Mudd’s then assigned its rights in the insurance claim to CMS’ owner, Mr. Jaggers. Mr. Jaggers had discussions with an official of Nashville-based Howarth Group, an appraisal firm that is not a party to the litigation, which led to a contingency fee arrangement.
Travelers sought a declaratory judgment in the case December 2019. In an amended complaint, it said the award should be vacated because Howarth was not impartial as an appraiser because of the contingency fee arrangement.
In siding with the insurer, the ruling said, “The question of Howarth’s impartiality runs deeper than simply his fee arrangement, particularly when viewed against case law.” It cited an earlier ruling that says appraisers should not be partisan.
“This type arrangement means the higher the award, the more Jaggers earns, both as an assignee of the claim, and in a referral fee,” the ruling says.
“A satisfied Jaggers is more likely to send additional business to the Howarth Group,” it said, in ruling in Traveler’s favor, vacating the appraisal award, and granting Traveler’s motion for summary judgment.
Attorneys in the case had no comment or did not respond to a request for comment.
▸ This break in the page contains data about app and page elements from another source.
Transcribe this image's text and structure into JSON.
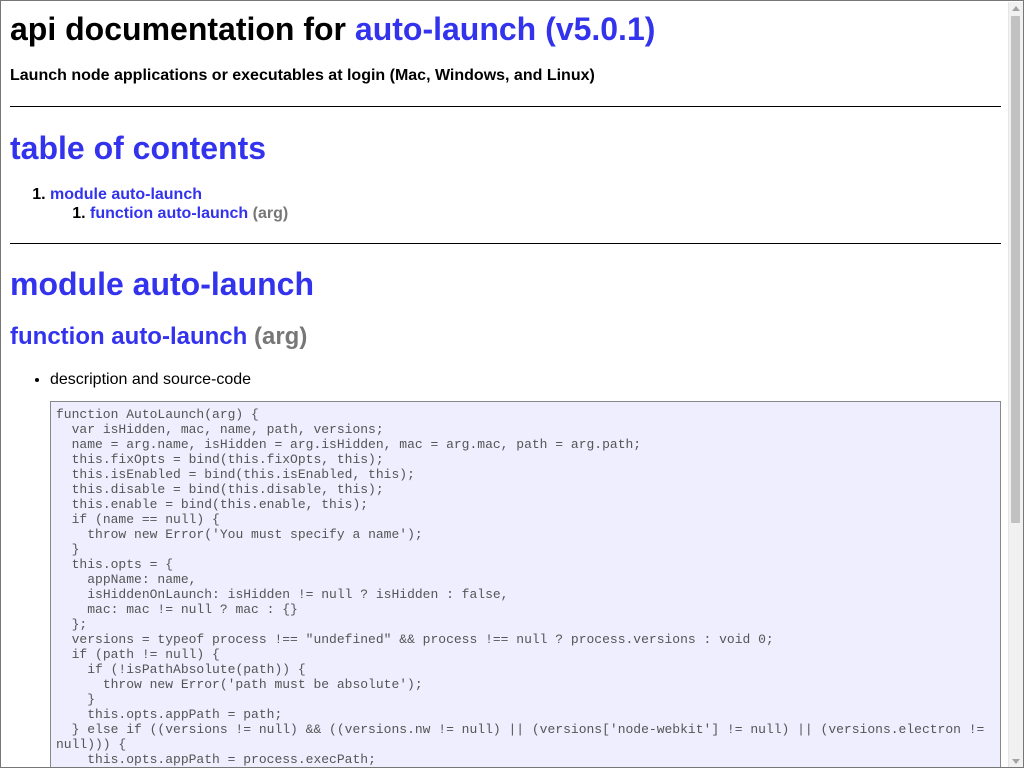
{
  "header": {
    "title_prefix": "api documentation for ",
    "title_link": "auto-launch (v5.0.1)",
    "tagline": "Launch node applications or executables at login (Mac, Windows, and Linux)"
  },
  "toc": {
    "heading": "table of contents",
    "items": [
      {
        "number": "1.",
        "label": "module auto-launch"
      }
    ],
    "subitems": [
      {
        "number": "1.",
        "label": "function auto-launch",
        "args": " (arg)"
      }
    ]
  },
  "module": {
    "heading": "module auto-launch",
    "function_name": "function auto-launch",
    "function_args": " (arg)",
    "description_label": "description and source-code",
    "source": "function AutoLaunch(arg) {\n  var isHidden, mac, name, path, versions;\n  name = arg.name, isHidden = arg.isHidden, mac = arg.mac, path = arg.path;\n  this.fixOpts = bind(this.fixOpts, this);\n  this.isEnabled = bind(this.isEnabled, this);\n  this.disable = bind(this.disable, this);\n  this.enable = bind(this.enable, this);\n  if (name == null) {\n    throw new Error('You must specify a name');\n  }\n  this.opts = {\n    appName: name,\n    isHiddenOnLaunch: isHidden != null ? isHidden : false,\n    mac: mac != null ? mac : {}\n  };\n  versions = typeof process !== \"undefined\" && process !== null ? process.versions : void 0;\n  if (path != null) {\n    if (!isPathAbsolute(path)) {\n      throw new Error('path must be absolute');\n    }\n    this.opts.appPath = path;\n  } else if ((versions != null) && ((versions.nw != null) || (versions['node-webkit'] != null) || (versions.electron != null))) {\n    this.opts.appPath = process.execPath;"
  }
}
In a victory for insurers, a unanimous Delaware Supreme Court overturned a lower court ruling Friday and held that costs associated with a stock appraisal sought by shareholders in connection with a merger are not insurable under directors and officers coverage.